Bill Melton won’t be walking the trail for the Snoqualmie Valley CROP Hunger Walk this weekend.
But he will be on the sidelines, cheering on local walkers as they march against hunger.
Melton helped found the current incarnation of the local Hunger Walk, and he wouldn’t miss this for the world.
“It has been, as you know, a labor of love for a lot of people,” Melton explains.
What’s this walk?
The 2013 Hunger Walk begins at 12:45 p.m. Sunday, May 19, at Meadowbrook Farm, 1711 Boalch Ave., North Bend.
The day includes a potluck meal and choir concert hosted by Harley Brumbaugh and the Snoqualmie Valley United Methodist Church choir. But the main event is the walk, in which locals march for donations and sponsorships.
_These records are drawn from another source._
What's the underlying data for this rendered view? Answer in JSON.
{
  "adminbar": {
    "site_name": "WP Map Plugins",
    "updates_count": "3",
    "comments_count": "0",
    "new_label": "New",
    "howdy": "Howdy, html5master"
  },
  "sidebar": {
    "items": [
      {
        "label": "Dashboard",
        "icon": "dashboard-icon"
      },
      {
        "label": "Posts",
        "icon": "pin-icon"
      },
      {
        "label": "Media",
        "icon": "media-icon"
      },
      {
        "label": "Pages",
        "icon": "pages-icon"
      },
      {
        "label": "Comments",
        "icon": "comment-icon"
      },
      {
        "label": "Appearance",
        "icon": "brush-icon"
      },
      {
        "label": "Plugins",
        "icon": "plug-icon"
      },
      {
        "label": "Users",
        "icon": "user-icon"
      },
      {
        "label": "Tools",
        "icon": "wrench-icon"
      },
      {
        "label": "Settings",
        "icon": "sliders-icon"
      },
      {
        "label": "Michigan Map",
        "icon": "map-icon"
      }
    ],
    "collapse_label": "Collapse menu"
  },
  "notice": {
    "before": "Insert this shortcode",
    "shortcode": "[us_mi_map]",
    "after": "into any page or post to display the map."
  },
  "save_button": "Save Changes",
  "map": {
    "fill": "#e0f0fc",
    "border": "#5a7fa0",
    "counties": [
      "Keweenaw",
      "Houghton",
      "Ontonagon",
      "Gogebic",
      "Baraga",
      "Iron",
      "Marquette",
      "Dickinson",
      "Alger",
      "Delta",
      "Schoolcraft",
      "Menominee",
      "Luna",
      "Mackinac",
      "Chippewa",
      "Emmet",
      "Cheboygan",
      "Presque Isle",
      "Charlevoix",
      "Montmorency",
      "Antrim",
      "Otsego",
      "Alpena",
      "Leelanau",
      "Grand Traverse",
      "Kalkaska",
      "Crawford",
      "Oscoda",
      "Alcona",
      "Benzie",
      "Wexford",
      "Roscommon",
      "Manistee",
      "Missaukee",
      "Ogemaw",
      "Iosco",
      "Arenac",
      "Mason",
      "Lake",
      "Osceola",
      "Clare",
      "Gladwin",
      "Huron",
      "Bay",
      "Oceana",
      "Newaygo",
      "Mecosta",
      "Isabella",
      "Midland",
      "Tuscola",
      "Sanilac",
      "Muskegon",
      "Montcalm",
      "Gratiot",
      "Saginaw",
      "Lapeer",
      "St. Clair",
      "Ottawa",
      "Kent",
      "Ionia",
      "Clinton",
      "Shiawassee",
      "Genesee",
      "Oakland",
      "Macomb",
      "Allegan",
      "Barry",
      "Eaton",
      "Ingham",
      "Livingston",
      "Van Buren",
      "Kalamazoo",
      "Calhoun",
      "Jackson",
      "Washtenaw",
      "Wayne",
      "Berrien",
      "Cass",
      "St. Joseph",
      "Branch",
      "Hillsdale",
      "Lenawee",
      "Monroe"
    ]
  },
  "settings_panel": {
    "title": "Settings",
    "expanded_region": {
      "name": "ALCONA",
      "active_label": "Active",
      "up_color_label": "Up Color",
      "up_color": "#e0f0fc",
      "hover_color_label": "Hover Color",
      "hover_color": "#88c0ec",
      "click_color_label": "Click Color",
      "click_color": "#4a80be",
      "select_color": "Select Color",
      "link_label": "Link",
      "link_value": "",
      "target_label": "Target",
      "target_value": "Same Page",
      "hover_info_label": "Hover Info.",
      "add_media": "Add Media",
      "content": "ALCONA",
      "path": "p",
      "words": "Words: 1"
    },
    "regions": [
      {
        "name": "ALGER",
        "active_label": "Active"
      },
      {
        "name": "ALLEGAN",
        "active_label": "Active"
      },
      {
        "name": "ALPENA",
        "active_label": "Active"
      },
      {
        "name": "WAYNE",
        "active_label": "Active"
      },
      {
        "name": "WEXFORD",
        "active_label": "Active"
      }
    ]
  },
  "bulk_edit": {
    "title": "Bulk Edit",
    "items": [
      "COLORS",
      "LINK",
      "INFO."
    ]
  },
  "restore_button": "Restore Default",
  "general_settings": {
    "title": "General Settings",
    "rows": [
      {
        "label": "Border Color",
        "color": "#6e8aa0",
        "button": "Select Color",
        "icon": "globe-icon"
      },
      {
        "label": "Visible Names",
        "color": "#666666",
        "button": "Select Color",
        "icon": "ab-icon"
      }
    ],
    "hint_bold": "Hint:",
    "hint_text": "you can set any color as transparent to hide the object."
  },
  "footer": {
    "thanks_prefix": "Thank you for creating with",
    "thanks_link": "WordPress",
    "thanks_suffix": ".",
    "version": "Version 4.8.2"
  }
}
Twenty-five percent of the proceeds go to a local cause, the Mount Si Food Bank. Seventy-five percent is donated to Church World Service, a relief organization that provides emergency food and clean water to refugees, immigrants and vulnerable people in the developing world.
Since its beginning, the Hunger Walk has raised more than $51,000 of which almost $13,000 has come back to the food bank.
Starting the event
Bill and Lyn Melton started a local CROP Hunger Walk tradition 10 years ago. Twenty-year congregation members of Snoqualmie United Methodist Church, they were part of a Snoqualmie United Methodist Church group that traveled to Bellevue for a Methodist-organized walk in that Eastside city.
In 2004, the first Valley walk was held.
From one church’s involvement, it’s grown into four.
“Little by little, we went all around the community,” drawing in first the congregation of St. Clare Episcopal Church, then Our Lady of Sorrows Catholic Church, then Mount Si Lutherans.
“One church cannot do it and be successful,” said Lyn Melton. “The ecumenical spirit is what grew into the whole thing.”
But while churches have always been the base for the walk, you don’t have to be a member to take part and help families here and abroad.
It’s a community effort, says Lyn Melton, and newcomers and families are welcome, as are their leashed dogs.
“It’s a family event, and it’s wonderful,” says Lyn.
Bill Melton said the Hunger Walk was chosen because “we could choose the charity” in the Valley to help.
“The food bank in North Bend is the heart,” Melton says.
When the walkers made the rounds through Snoqualmie, passersby could see their signs and placards.
“You get a much better show, going around the town,” says Bill. But Meadowbrook Farm is closer to North Bend, allowing for a more inter-Valley feel this year.
The walk drew 140 people in 2011, 125 at last year’s rainy day.
“Rain does not put a damper on it, at all,” says Lyn. “We’ve had at least four walks when it poured…. A sunny day is just icing on the cake.”